• _Work order_: Filter the records below for the word "Vorschau". Copy each line that holds it.

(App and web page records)
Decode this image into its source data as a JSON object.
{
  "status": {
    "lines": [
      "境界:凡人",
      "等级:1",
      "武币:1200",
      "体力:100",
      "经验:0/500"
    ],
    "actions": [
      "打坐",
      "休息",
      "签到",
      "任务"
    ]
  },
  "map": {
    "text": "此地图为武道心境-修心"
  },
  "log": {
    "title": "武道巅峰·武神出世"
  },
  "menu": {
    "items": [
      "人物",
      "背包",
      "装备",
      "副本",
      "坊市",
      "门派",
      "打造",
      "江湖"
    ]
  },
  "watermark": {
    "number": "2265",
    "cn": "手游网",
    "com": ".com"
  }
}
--
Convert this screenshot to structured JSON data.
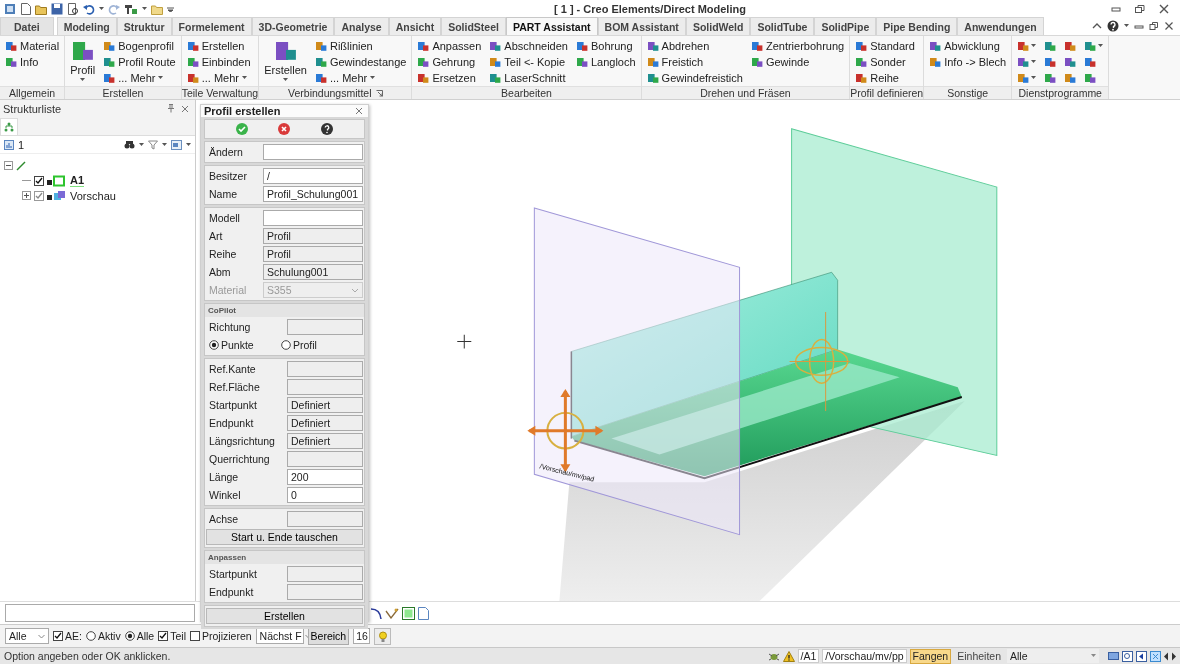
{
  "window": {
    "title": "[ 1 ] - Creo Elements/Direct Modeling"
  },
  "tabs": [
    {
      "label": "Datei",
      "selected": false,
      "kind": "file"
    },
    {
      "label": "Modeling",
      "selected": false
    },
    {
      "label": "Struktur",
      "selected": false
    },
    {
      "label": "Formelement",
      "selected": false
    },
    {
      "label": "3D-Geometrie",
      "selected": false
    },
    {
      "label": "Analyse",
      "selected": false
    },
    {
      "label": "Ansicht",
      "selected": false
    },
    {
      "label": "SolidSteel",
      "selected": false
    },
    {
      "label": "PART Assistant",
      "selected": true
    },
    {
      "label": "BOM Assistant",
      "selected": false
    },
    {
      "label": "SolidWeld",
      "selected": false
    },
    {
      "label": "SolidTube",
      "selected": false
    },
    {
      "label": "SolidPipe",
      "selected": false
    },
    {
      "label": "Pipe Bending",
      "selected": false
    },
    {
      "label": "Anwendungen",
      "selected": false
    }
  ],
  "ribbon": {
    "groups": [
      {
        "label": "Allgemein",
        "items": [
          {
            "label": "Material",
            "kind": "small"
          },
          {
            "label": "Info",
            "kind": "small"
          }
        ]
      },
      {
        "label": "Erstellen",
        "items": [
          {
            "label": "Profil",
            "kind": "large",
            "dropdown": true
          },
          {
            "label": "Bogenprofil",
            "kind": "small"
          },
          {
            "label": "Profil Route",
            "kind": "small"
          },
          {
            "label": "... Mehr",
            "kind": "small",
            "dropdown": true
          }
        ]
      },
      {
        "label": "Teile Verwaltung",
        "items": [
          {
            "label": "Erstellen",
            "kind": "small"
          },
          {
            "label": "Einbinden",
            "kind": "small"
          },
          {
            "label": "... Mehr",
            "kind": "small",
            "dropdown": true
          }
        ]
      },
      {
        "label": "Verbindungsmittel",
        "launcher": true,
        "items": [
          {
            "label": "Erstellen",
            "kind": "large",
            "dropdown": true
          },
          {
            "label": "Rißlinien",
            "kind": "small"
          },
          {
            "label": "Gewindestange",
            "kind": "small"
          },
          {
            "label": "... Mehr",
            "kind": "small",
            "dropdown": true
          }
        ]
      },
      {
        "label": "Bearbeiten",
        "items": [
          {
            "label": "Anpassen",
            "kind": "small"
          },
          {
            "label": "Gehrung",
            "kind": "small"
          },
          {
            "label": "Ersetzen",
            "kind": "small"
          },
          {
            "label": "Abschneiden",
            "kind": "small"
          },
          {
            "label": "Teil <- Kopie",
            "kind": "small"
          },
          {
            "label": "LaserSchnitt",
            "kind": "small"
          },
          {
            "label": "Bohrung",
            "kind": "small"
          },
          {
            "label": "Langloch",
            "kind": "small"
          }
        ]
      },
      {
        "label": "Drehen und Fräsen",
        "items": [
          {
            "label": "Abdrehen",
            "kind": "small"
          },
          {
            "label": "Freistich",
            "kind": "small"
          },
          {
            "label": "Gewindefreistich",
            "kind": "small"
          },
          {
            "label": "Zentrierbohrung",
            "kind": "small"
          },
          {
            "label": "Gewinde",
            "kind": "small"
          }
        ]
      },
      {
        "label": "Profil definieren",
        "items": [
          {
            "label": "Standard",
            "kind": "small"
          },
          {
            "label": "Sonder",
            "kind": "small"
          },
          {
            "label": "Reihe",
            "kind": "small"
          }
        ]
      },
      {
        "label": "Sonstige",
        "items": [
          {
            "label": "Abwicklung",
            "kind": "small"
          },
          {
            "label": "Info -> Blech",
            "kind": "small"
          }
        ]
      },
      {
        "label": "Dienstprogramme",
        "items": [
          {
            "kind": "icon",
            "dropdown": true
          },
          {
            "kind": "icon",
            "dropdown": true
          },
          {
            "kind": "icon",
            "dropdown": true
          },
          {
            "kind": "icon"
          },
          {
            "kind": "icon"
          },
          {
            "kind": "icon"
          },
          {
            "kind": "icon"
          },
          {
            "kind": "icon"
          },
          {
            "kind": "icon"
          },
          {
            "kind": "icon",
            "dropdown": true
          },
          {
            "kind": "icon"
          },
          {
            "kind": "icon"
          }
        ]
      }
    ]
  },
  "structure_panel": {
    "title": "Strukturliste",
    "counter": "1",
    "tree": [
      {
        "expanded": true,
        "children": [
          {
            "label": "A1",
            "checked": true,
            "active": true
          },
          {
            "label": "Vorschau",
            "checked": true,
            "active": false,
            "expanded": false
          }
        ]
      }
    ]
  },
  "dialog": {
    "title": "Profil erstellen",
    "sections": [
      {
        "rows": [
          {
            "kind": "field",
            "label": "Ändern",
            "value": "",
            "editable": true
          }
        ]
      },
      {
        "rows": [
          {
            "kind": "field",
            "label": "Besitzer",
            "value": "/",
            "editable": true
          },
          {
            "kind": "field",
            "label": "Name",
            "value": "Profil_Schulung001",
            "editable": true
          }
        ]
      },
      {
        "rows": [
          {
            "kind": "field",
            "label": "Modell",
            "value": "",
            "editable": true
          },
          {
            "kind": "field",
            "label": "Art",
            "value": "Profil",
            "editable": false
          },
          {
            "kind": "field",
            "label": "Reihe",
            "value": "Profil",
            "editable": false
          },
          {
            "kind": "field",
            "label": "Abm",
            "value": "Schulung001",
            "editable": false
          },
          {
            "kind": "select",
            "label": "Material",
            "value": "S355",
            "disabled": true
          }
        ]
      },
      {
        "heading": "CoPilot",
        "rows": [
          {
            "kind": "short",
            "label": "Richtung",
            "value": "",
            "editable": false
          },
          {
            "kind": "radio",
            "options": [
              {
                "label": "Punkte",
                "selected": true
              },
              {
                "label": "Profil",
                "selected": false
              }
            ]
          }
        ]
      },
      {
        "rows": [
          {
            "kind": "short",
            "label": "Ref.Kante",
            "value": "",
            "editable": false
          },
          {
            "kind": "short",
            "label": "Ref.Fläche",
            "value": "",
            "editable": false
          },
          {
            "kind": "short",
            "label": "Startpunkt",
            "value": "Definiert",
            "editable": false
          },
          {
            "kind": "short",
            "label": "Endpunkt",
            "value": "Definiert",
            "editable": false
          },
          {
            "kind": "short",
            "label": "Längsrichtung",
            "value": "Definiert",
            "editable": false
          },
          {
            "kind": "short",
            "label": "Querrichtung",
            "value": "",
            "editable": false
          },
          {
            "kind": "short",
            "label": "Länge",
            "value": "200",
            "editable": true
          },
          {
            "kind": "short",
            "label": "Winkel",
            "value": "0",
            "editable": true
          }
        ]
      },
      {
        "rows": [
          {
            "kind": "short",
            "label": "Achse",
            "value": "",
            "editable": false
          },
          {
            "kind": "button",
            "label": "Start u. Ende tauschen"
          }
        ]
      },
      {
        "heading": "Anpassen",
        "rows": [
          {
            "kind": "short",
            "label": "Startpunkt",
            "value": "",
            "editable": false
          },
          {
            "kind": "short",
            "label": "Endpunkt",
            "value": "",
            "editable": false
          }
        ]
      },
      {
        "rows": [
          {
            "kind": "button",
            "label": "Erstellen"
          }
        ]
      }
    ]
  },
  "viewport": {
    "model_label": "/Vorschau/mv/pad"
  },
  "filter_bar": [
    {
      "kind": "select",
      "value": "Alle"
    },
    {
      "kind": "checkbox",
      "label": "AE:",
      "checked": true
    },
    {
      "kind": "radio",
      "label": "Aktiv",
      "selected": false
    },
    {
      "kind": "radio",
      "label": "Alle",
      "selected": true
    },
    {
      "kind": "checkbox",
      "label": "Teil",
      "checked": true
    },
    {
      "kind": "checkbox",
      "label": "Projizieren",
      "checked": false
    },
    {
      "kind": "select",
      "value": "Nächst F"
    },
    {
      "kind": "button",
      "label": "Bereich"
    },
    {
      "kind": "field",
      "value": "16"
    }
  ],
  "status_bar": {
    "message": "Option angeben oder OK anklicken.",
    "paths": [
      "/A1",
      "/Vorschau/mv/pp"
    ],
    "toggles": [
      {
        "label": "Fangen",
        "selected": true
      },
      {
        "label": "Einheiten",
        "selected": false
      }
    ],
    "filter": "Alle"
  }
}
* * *
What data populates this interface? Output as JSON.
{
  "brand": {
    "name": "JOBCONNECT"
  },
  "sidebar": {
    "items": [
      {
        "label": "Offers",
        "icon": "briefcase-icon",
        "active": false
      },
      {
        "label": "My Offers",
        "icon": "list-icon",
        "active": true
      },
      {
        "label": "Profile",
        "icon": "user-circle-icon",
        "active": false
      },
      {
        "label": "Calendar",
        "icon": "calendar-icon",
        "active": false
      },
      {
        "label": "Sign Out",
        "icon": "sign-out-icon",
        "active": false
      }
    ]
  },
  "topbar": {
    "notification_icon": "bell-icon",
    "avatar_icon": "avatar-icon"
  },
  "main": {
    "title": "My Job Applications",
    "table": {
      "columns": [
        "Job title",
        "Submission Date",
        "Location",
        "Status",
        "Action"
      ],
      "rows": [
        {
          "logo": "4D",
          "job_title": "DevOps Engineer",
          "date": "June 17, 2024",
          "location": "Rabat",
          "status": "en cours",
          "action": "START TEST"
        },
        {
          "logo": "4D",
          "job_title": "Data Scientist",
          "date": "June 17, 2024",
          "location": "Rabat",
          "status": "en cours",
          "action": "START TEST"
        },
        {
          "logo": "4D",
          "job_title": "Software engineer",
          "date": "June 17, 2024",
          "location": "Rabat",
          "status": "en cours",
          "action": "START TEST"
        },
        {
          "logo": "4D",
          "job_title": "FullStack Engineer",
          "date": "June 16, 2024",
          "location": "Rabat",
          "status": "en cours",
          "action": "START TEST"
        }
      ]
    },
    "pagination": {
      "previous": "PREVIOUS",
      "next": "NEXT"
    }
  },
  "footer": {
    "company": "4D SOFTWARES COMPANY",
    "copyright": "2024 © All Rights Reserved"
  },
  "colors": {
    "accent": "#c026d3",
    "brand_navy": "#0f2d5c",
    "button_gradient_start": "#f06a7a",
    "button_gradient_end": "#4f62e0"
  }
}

• _Answer for the task_:
            "label": "Vorschau",
    "model_label": "/Vorschau/mv/pad"
      "/Vorschau/mv/pp"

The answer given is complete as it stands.